When the developers saw the first model produced at a factory, they were shocked. It looked like a pile of scrap, because its 1,000 welded connections were poorly constructed and constantly malfunctioned; socket contacts would break constantly.
Such a machine was impossible to fine-tune. It was later discovered, when the director of the factory responsible for production had heard that the requested machine was 6 times bigger than an oscillograph, he hired a bunch of recently graduated high school students to do a large amount of the work. When yesterday’s school kids with soldering irons attacked the machine with soldering irons, they inevitably broke a lot of the connections with their careless, inexperienced handling. Still, the deadline for the machine’s launch was approaching, so the scientists themselves had to re-weld most of the machine and replace most of the contacts. This allowed the fine-tuning to finally be done, but cost the developers a lot of effort and countless 24-hour work days.
By the time the State Commission headed by A.A. Dorodnitsyn arrived to test the new machine, it had already undergone two weeks of serious trialing. The scientists evaluated the machine’s average productive work times, its ability to complete standard control tasks, its compliance with technical specifications for heating and cooling and for replacement of standard parts, etc. After further testing, the State Commission recommended the experimental-industrial model of the semiconductor multipurpose control computer “Dnepr” be mass production as the control machine for automation of manufacturing processes in industry, for complex physics experiments, and for military purposes.
The semiconductor multipurpose control computer “Dnepr” is significant as the first Soviet semiconductor machine. It coped well with any weather and climate conditions, was fairly shock-resistant and very reliable overall.
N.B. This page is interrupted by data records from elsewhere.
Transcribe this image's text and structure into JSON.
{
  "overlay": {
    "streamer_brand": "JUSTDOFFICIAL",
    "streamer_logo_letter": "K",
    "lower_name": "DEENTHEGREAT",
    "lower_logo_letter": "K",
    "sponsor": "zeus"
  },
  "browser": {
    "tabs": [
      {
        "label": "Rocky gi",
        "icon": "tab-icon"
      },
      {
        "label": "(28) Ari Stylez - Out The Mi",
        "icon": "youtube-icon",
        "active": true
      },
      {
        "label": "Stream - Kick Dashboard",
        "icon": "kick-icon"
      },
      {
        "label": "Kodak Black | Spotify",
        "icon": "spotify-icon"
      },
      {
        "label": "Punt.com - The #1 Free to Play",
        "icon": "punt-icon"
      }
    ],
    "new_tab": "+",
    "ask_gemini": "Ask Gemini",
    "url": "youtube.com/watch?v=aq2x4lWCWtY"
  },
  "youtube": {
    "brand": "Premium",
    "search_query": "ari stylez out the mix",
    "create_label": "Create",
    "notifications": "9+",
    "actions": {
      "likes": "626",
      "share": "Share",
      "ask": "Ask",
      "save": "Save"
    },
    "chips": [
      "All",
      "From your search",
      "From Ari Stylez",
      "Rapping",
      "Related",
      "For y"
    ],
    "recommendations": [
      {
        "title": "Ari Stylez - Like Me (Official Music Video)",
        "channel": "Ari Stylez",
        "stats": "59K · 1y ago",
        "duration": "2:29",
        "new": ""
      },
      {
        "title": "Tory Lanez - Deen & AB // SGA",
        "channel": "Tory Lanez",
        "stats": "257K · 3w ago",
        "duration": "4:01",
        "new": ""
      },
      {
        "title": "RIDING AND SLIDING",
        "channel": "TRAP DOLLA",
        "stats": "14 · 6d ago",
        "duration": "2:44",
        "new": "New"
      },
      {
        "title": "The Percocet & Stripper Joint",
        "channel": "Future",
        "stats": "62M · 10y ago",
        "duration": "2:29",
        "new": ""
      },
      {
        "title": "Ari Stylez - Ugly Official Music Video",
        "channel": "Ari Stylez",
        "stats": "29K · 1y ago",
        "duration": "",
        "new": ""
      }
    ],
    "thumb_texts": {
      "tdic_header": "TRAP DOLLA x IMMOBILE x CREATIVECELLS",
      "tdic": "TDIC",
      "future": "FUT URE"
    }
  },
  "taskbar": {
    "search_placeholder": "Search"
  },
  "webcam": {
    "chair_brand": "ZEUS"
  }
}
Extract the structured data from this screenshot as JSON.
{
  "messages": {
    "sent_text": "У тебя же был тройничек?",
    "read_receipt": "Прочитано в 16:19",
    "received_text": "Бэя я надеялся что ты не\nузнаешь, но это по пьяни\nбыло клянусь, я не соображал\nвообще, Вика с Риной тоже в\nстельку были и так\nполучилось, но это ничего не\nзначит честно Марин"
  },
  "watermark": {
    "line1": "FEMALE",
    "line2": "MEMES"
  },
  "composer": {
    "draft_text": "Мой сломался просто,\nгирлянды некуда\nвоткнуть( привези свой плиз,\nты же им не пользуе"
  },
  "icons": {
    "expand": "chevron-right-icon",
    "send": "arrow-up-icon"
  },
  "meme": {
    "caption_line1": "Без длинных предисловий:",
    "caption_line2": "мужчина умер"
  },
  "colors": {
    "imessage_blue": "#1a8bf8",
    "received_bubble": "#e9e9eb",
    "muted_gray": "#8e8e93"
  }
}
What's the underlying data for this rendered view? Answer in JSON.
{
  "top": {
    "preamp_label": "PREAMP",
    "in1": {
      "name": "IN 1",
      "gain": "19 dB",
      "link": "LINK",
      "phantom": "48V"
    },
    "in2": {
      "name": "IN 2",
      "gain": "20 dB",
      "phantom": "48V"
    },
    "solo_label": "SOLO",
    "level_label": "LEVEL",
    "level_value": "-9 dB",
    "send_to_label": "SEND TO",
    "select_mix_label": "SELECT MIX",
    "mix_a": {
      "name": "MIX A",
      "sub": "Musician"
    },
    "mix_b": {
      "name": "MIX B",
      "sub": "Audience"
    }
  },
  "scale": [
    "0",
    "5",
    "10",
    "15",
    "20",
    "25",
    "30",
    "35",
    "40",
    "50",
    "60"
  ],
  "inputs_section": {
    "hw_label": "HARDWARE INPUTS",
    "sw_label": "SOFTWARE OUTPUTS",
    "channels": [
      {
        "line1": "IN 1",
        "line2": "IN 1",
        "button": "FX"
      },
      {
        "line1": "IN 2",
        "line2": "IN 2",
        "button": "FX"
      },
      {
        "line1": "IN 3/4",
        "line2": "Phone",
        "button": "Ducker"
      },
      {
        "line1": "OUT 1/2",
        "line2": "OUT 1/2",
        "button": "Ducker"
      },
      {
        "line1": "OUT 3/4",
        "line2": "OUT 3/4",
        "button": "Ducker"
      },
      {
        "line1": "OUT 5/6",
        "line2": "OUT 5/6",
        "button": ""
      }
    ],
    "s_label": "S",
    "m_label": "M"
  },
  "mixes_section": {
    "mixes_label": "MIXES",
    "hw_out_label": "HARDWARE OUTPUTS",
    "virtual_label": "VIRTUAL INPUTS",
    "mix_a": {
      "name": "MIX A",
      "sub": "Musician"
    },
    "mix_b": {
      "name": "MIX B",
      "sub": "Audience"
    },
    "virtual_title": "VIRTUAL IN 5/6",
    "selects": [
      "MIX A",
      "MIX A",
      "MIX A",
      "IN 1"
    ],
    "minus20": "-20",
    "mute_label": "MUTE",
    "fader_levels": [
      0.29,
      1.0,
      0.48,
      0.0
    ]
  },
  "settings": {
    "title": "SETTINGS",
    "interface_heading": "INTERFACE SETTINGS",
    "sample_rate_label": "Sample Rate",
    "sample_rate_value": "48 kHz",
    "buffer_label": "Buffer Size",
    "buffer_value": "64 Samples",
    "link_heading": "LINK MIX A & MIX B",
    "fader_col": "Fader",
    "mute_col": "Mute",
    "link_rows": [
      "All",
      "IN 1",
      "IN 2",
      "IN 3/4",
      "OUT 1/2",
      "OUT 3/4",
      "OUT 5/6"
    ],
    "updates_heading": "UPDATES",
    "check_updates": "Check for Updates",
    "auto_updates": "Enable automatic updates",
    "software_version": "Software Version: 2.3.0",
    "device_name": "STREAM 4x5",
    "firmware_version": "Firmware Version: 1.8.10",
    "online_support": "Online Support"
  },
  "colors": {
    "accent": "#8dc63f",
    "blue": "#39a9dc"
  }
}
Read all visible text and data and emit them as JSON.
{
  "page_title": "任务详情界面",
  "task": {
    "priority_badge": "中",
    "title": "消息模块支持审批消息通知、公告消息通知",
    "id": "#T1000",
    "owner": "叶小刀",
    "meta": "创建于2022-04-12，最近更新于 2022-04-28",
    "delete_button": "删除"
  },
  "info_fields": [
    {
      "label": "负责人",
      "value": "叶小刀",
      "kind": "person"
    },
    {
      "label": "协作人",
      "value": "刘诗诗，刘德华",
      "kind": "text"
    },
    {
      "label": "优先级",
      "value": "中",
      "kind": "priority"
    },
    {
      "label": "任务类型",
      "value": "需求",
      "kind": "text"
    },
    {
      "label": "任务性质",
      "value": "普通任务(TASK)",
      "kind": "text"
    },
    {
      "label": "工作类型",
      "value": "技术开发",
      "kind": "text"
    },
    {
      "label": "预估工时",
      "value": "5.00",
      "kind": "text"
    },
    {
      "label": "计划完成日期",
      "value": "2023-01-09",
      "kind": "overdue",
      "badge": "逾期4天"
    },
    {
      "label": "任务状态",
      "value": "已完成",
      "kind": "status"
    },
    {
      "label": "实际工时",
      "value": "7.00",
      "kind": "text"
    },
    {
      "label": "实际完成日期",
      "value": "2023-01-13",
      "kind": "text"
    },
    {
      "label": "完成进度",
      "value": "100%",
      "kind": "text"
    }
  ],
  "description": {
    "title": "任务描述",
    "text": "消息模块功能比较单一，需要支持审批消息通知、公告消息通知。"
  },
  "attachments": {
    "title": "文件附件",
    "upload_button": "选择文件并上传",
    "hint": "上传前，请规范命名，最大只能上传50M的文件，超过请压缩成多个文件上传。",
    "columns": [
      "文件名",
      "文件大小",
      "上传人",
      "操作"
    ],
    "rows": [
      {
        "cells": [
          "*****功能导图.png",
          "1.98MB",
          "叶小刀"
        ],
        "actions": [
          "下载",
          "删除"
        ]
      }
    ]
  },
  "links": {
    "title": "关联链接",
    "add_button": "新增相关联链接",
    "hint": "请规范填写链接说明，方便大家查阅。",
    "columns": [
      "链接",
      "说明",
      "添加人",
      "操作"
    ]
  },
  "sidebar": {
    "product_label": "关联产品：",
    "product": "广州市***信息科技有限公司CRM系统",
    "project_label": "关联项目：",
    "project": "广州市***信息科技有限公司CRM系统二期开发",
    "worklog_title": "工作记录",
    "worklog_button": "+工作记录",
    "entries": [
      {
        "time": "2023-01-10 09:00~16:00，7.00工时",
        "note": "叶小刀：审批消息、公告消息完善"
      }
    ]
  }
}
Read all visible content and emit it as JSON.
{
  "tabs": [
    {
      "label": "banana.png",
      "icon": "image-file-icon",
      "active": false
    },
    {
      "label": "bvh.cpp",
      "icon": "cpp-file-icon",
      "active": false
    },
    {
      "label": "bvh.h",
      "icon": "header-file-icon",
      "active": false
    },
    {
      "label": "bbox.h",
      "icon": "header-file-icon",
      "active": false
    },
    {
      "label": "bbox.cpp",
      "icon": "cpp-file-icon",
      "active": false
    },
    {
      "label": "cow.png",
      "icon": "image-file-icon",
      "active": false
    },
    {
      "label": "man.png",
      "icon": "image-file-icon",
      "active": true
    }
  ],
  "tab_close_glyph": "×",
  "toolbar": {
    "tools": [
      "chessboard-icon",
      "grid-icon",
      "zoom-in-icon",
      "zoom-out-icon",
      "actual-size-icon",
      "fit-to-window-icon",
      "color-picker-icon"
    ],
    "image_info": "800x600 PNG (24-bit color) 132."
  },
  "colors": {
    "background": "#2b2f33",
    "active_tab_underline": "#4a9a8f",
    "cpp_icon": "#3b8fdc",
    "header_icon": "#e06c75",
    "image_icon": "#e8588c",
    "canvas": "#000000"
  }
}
The creation of “Dnepr” in Kyiv also led to the building of the Computing and Controlling Machines Plant, later renamed “Elektronmash”. This idea was initiated by the Institute of Cybernetics of the Academy of Sciences and supported by the government. Thus, the birth of “Dnepr” also laid the foundation for building the first major computer-producing plant in the USSR.
In 1963, the epic story of building “Dnepr” was nominated for the Lenin Award of 1964, under the name of “Design and implementation into the Soviet national economy of the multipurpose control computer “Dnepr”. Among the nominated team members were B.N. Malinovsky, G.A. Mikhailov, N.N. Pavlov, B.B. Timofeev, A.G. Kukharchuk, E.S. Oreshkin, V.S. Kalenchuk, L.A. Korytnaya, V.M. Yegipko, F.N. Zykov, Y.T. Mitulunskiy, A.I. Tolstun, V.I. Skurikhin, Y.L. Sokolovskiy, M.Z. Kotlyarevskiy, and M.S. Galuzinskiy. While they did not ultimately receive the award, their work would have made them worthy winners.
Still, the machine earned high praise from its users: out of the 500 machines produced by the Kyiv “Elektronmash”, all were being used successfully; scores remained in Ukraine, several hundred were used in Russia, and a handful went to the other Soviet republics and even abroad.
It is worth noting that the United States also had their first semiconductor universal control machine RW300 in development, and completed it at approximately the same time as “Dnepr”, in 1961. According to Glushkov, this was one of the significant moments when Soviet science was able to close the technology gap between the two countries completely, in a very significant field.